▶ WHAT TO DO
Check every line of the material below for the string "constructor", and return the ones that have it.
(SUPPLIED MATERIAL Opens)
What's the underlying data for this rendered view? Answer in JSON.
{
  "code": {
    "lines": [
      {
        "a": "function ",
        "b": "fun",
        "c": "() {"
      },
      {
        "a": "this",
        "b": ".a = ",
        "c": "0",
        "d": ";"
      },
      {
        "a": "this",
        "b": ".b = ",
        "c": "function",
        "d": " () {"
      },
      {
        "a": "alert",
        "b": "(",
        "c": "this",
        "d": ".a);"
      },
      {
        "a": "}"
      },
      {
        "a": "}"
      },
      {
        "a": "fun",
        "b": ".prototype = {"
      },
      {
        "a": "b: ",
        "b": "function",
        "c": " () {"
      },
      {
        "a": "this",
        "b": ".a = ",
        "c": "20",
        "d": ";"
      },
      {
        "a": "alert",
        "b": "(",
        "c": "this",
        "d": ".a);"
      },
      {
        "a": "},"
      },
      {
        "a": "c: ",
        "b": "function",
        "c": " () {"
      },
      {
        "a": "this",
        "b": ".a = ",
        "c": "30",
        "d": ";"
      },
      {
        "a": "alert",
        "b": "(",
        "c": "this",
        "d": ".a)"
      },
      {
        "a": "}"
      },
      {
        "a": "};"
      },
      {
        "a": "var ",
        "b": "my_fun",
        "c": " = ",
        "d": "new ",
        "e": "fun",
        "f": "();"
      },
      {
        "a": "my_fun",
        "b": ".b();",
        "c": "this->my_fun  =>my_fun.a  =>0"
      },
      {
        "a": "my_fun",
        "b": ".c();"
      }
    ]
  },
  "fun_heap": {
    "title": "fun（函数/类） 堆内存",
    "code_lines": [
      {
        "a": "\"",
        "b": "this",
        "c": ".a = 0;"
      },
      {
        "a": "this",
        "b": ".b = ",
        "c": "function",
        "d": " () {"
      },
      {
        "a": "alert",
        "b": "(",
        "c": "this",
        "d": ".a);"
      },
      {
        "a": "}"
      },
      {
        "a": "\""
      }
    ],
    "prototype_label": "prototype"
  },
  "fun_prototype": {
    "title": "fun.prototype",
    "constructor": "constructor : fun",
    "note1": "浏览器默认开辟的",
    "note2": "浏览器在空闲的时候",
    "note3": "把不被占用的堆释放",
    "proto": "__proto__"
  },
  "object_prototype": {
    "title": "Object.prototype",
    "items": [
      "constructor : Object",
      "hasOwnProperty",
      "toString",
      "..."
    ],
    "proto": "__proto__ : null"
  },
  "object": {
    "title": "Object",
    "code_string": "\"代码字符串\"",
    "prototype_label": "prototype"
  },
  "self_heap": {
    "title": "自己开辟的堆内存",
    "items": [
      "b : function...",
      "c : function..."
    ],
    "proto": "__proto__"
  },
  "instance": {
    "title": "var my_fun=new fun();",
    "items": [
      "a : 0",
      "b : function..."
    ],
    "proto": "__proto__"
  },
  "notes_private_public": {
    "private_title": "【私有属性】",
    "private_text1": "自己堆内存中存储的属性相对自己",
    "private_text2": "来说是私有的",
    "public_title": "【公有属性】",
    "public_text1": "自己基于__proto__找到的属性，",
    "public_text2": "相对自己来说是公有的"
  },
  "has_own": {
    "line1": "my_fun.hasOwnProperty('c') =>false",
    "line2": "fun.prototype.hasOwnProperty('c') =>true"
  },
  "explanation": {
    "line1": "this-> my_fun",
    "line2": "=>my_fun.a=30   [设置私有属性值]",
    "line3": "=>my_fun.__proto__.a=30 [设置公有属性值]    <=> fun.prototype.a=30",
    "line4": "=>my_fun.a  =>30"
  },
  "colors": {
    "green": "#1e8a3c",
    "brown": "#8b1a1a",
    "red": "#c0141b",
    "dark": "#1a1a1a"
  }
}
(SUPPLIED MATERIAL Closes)
▶ THE ANSWER
    "constructor": "constructor : fun",
      "constructor : Object",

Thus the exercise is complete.